EXERCISE OBJECTIVE: Line by line, output the material without altering anything.

Start of ENTRIES SHOWN

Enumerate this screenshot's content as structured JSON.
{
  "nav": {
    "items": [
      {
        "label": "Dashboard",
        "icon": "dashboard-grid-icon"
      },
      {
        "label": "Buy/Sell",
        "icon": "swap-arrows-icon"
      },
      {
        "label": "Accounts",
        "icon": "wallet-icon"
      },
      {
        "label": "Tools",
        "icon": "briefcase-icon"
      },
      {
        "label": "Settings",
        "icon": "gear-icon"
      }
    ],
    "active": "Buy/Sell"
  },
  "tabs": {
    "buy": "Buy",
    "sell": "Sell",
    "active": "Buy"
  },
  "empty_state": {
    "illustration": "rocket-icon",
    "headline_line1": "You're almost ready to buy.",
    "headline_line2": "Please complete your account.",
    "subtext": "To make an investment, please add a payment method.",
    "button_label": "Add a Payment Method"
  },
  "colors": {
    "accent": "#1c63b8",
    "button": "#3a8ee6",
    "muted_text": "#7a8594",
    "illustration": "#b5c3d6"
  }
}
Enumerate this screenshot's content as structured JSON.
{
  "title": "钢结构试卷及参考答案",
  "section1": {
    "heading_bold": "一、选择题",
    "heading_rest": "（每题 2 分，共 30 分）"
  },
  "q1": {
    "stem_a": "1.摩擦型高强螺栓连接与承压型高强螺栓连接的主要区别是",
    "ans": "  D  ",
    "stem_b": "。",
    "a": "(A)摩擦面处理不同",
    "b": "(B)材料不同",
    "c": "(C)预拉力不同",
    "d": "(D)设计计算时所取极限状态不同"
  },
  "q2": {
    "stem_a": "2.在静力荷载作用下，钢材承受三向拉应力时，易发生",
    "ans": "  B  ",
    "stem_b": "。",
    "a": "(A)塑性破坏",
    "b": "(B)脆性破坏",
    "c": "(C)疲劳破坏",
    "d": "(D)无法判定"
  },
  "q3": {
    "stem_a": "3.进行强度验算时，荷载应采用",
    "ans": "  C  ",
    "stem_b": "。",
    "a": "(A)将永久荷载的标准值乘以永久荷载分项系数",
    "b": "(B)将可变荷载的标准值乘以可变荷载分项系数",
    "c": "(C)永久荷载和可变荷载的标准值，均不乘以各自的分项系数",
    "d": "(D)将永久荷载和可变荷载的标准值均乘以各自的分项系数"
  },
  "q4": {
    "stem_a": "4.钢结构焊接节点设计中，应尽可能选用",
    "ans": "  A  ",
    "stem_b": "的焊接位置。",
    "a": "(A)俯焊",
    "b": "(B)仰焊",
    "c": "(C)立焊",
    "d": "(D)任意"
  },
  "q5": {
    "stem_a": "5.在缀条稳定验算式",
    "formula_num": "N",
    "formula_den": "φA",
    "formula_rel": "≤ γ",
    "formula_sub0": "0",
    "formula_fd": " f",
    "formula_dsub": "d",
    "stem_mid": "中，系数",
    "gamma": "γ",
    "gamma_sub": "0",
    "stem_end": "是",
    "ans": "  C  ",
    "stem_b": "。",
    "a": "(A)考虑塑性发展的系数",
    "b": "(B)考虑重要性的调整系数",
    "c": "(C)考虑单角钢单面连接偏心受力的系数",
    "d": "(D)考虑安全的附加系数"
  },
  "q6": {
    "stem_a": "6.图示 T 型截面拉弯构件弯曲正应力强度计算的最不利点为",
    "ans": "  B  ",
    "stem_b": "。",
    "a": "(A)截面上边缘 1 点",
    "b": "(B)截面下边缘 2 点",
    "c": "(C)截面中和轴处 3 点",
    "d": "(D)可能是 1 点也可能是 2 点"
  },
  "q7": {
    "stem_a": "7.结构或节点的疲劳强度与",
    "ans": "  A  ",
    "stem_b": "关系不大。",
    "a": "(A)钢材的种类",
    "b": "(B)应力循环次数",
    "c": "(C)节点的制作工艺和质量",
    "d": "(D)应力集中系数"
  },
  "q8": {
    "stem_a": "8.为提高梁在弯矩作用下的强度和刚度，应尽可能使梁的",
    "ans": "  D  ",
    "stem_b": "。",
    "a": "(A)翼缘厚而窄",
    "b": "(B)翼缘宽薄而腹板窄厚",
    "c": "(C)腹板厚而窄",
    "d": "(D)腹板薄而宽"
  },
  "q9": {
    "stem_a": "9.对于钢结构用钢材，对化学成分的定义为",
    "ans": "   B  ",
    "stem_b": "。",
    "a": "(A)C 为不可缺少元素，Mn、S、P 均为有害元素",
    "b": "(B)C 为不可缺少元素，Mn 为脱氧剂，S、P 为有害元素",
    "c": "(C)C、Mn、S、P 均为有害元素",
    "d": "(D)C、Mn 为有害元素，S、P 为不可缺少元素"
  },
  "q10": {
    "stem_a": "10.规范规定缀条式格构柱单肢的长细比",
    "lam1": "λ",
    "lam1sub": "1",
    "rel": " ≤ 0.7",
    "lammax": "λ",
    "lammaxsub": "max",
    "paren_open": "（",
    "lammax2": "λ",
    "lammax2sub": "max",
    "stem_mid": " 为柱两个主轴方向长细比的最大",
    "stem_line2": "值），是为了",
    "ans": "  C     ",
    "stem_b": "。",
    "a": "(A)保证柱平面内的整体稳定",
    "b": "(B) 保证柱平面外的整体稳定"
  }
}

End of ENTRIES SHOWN

RESULT OF THE EXERCISE:
Enumerate this screenshot's content as structured JSON.
{
  "nav": {
    "items": [
      {
        "label": "Dashboard",
        "icon": "dashboard-grid-icon"
      },
      {
        "label": "Buy/Sell",
        "icon": "swap-arrows-icon"
      },
      {
        "label": "Accounts",
        "icon": "wallet-icon"
      },
      {
        "label": "Tools",
        "icon": "briefcase-icon"
      },
      {
        "label": "Settings",
        "icon": "gear-icon"
      }
    ],
    "active": "Buy/Sell"
  },
  "tabs": {
    "buy": "Buy",
    "sell": "Sell",
    "active": "Buy"
  },
  "empty_state": {
    "illustration": "rocket-icon",
    "headline_line1": "You're almost ready to buy.",
    "headline_line2": "Please complete your account.",
    "subtext": "To make an investment, please add a payment method.",
    "button_label": "Add a Payment Method"
  },
  "colors": {
    "accent": "#1c63b8",
    "button": "#3a8ee6",
    "muted_text": "#7a8594",
    "illustration": "#b5c3d6"
  }
}
Enumerate this screenshot's content as structured JSON.
{
  "title": "钢结构试卷及参考答案",
  "section1": {
    "heading_bold": "一、选择题",
    "heading_rest": "（每题 2 分，共 30 分）"
  },
  "q1": {
    "stem_a": "1.摩擦型高强螺栓连接与承压型高强螺栓连接的主要区别是",
    "ans": "  D  ",
    "stem_b": "。",
    "a": "(A)摩擦面处理不同",
    "b": "(B)材料不同",
    "c": "(C)预拉力不同",
    "d": "(D)设计计算时所取极限状态不同"
  },
  "q2": {
    "stem_a": "2.在静力荷载作用下，钢材承受三向拉应力时，易发生",
    "ans": "  B  ",
    "stem_b": "。",
    "a": "(A)塑性破坏",
    "b": "(B)脆性破坏",
    "c": "(C)疲劳破坏",
    "d": "(D)无法判定"
  },
  "q3": {
    "stem_a": "3.进行强度验算时，荷载应采用",
    "ans": "  C  ",
    "stem_b": "。",
    "a": "(A)将永久荷载的标准值乘以永久荷载分项系数",
    "b": "(B)将可变荷载的标准值乘以可变荷载分项系数",
    "c": "(C)永久荷载和可变荷载的标准值，均不乘以各自的分项系数",
    "d": "(D)将永久荷载和可变荷载的标准值均乘以各自的分项系数"
  },
  "q4": {
    "stem_a": "4.钢结构焊接节点设计中，应尽可能选用",
    "ans": "  A  ",
    "stem_b": "的焊接位置。",
    "a": "(A)俯焊",
    "b": "(B)仰焊",
    "c": "(C)立焊",
    "d": "(D)任意"
  },
  "q5": {
    "stem_a": "5.在缀条稳定验算式",
    "formula_num": "N",
    "formula_den": "φA",
    "formula_rel": "≤ γ",
    "formula_sub0": "0",
    "formula_fd": " f",
    "formula_dsub": "d",
    "stem_mid": "中，系数",
    "gamma": "γ",
    "gamma_sub": "0",
    "stem_end": "是",
    "ans": "  C  ",
    "stem_b": "。",
    "a": "(A)考虑塑性发展的系数",
    "b": "(B)考虑重要性的调整系数",
    "c": "(C)考虑单角钢单面连接偏心受力的系数",
    "d": "(D)考虑安全的附加系数"
  },
  "q6": {
    "stem_a": "6.图示 T 型截面拉弯构件弯曲正应力强度计算的最不利点为",
    "ans": "  B  ",
    "stem_b": "。",
    "a": "(A)截面上边缘 1 点",
    "b": "(B)截面下边缘 2 点",
    "c": "(C)截面中和轴处 3 点",
    "d": "(D)可能是 1 点也可能是 2 点"
  },
  "q7": {
    "stem_a": "7.结构或节点的疲劳强度与",
    "ans": "  A  ",
    "stem_b": "关系不大。",
    "a": "(A)钢材的种类",
    "b": "(B)应力循环次数",
    "c": "(C)节点的制作工艺和质量",
    "d": "(D)应力集中系数"
  },
  "q8": {
    "stem_a": "8.为提高梁在弯矩作用下的强度和刚度，应尽可能使梁的",
    "ans": "  D  ",
    "stem_b": "。",
    "a": "(A)翼缘厚而窄",
    "b": "(B)翼缘宽薄而腹板窄厚",
    "c": "(C)腹板厚而窄",
    "d": "(D)腹板薄而宽"
  },
  "q9": {
    "stem_a": "9.对于钢结构用钢材，对化学成分的定义为",
    "ans": "   B  ",
    "stem_b": "。",
    "a": "(A)C 为不可缺少元素，Mn、S、P 均为有害元素",
    "b": "(B)C 为不可缺少元素，Mn 为脱氧剂，S、P 为有害元素",
    "c": "(C)C、Mn、S、P 均为有害元素",
    "d": "(D)C、Mn 为有害元素，S、P 为不可缺少元素"
  },
  "q10": {
    "stem_a": "10.规范规定缀条式格构柱单肢的长细比",
    "lam1": "λ",
    "lam1sub": "1",
    "rel": " ≤ 0.7",
    "lammax": "λ",
    "lammaxsub": "max",
    "paren_open": "（",
    "lammax2": "λ",
    "lammax2sub": "max",
    "stem_mid": " 为柱两个主轴方向长细比的最大",
    "stem_line2": "值），是为了",
    "ans": "  C     ",
    "stem_b": "。",
    "a": "(A)保证柱平面内的整体稳定",
    "b": "(B) 保证柱平面外的整体稳定"
  }
}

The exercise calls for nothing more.